What the task requires: Please write out every entry below, word for word.

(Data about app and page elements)
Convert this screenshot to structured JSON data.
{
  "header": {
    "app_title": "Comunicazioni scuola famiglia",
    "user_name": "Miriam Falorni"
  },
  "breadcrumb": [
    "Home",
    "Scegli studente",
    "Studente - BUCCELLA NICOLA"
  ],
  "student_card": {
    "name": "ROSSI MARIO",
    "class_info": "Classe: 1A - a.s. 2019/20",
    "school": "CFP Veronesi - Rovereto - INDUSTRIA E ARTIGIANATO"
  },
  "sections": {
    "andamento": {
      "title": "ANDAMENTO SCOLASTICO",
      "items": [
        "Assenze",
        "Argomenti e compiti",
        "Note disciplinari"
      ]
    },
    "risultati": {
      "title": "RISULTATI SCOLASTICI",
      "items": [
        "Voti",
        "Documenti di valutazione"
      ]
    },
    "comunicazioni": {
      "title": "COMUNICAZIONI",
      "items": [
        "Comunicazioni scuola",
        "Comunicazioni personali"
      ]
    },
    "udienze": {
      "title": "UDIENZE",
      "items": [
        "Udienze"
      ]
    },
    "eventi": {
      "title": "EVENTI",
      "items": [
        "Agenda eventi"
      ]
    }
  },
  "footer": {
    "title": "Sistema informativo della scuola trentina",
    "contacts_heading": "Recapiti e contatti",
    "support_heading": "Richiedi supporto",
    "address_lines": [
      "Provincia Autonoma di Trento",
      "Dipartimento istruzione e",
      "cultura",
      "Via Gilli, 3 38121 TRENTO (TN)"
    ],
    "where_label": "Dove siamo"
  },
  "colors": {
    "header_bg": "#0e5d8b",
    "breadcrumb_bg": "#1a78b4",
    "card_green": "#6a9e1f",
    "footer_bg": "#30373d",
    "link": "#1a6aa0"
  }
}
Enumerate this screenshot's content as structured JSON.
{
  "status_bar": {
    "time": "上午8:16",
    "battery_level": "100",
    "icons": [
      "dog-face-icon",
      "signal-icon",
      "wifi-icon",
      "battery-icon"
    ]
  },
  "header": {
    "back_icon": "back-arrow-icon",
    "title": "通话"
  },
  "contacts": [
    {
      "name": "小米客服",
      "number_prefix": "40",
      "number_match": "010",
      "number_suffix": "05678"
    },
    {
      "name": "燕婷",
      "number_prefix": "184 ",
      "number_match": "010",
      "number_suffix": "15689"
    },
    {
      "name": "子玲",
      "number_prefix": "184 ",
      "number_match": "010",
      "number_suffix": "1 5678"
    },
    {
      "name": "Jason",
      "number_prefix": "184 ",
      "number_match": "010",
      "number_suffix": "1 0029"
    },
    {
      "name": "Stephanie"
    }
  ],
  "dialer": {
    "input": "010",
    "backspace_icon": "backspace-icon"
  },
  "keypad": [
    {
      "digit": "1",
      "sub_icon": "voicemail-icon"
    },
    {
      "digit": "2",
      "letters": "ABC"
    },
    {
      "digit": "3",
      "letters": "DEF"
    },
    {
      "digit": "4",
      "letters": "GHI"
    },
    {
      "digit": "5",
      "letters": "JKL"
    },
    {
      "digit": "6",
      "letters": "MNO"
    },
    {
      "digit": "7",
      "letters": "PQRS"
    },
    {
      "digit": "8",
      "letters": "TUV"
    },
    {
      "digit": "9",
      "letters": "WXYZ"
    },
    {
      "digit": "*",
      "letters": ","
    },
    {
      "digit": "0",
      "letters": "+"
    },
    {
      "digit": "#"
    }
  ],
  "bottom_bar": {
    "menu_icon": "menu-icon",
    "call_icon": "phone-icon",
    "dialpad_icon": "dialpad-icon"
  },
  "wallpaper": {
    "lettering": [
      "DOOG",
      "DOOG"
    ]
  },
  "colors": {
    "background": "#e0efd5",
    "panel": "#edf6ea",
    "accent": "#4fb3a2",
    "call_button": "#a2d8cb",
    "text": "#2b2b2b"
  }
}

Task response:
Convert this screenshot to structured JSON data.
{
  "header": {
    "app_title": "Comunicazioni scuola famiglia",
    "user_name": "Miriam Falorni"
  },
  "breadcrumb": [
    "Home",
    "Scegli studente",
    "Studente - BUCCELLA NICOLA"
  ],
  "student_card": {
    "name": "ROSSI MARIO",
    "class_info": "Classe: 1A - a.s. 2019/20",
    "school": "CFP Veronesi - Rovereto - INDUSTRIA E ARTIGIANATO"
  },
  "sections": {
    "andamento": {
      "title": "ANDAMENTO SCOLASTICO",
      "items": [
        "Assenze",
        "Argomenti e compiti",
        "Note disciplinari"
      ]
    },
    "risultati": {
      "title": "RISULTATI SCOLASTICI",
      "items": [
        "Voti",
        "Documenti di valutazione"
      ]
    },
    "comunicazioni": {
      "title": "COMUNICAZIONI",
      "items": [
        "Comunicazioni scuola",
        "Comunicazioni personali"
      ]
    },
    "udienze": {
      "title": "UDIENZE",
      "items": [
        "Udienze"
      ]
    },
    "eventi": {
      "title": "EVENTI",
      "items": [
        "Agenda eventi"
      ]
    }
  },
  "footer": {
    "title": "Sistema informativo della scuola trentina",
    "contacts_heading": "Recapiti e contatti",
    "support_heading": "Richiedi supporto",
    "address_lines": [
      "Provincia Autonoma di Trento",
      "Dipartimento istruzione e",
      "cultura",
      "Via Gilli, 3 38121 TRENTO (TN)"
    ],
    "where_label": "Dove siamo"
  },
  "colors": {
    "header_bg": "#0e5d8b",
    "breadcrumb_bg": "#1a78b4",
    "card_green": "#6a9e1f",
    "footer_bg": "#30373d",
    "link": "#1a6aa0"
  }
}
Enumerate this screenshot's content as structured JSON.
{
  "status_bar": {
    "time": "上午8:16",
    "battery_level": "100",
    "icons": [
      "dog-face-icon",
      "signal-icon",
      "wifi-icon",
      "battery-icon"
    ]
  },
  "header": {
    "back_icon": "back-arrow-icon",
    "title": "通话"
  },
  "contacts": [
    {
      "name": "小米客服",
      "number_prefix": "40",
      "number_match": "010",
      "number_suffix": "05678"
    },
    {
      "name": "燕婷",
      "number_prefix": "184 ",
      "number_match": "010",
      "number_suffix": "15689"
    },
    {
      "name": "子玲",
      "number_prefix": "184 ",
      "number_match": "010",
      "number_suffix": "1 5678"
    },
    {
      "name": "Jason",
      "number_prefix": "184 ",
      "number_match": "010",
      "number_suffix": "1 0029"
    },
    {
      "name": "Stephanie"
    }
  ],
  "dialer": {
    "input": "010",
    "backspace_icon": "backspace-icon"
  },
  "keypad": [
    {
      "digit": "1",
      "sub_icon": "voicemail-icon"
    },
    {
      "digit": "2",
      "letters": "ABC"
    },
    {
      "digit": "3",
      "letters": "DEF"
    },
    {
      "digit": "4",
      "letters": "GHI"
    },
    {
      "digit": "5",
      "letters": "JKL"
    },
    {
      "digit": "6",
      "letters": "MNO"
    },
    {
      "digit": "7",
      "letters": "PQRS"
    },
    {
      "digit": "8",
      "letters": "TUV"
    },
    {
      "digit": "9",
      "letters": "WXYZ"
    },
    {
      "digit": "*",
      "letters": ","
    },
    {
      "digit": "0",
      "letters": "+"
    },
    {
      "digit": "#"
    }
  ],
  "bottom_bar": {
    "menu_icon": "menu-icon",
    "call_icon": "phone-icon",
    "dialpad_icon": "dialpad-icon"
  },
  "wallpaper": {
    "lettering": [
      "DOOG",
      "DOOG"
    ]
  },
  "colors": {
    "background": "#e0efd5",
    "panel": "#edf6ea",
    "accent": "#4fb3a2",
    "call_button": "#a2d8cb",
    "text": "#2b2b2b"
  }
}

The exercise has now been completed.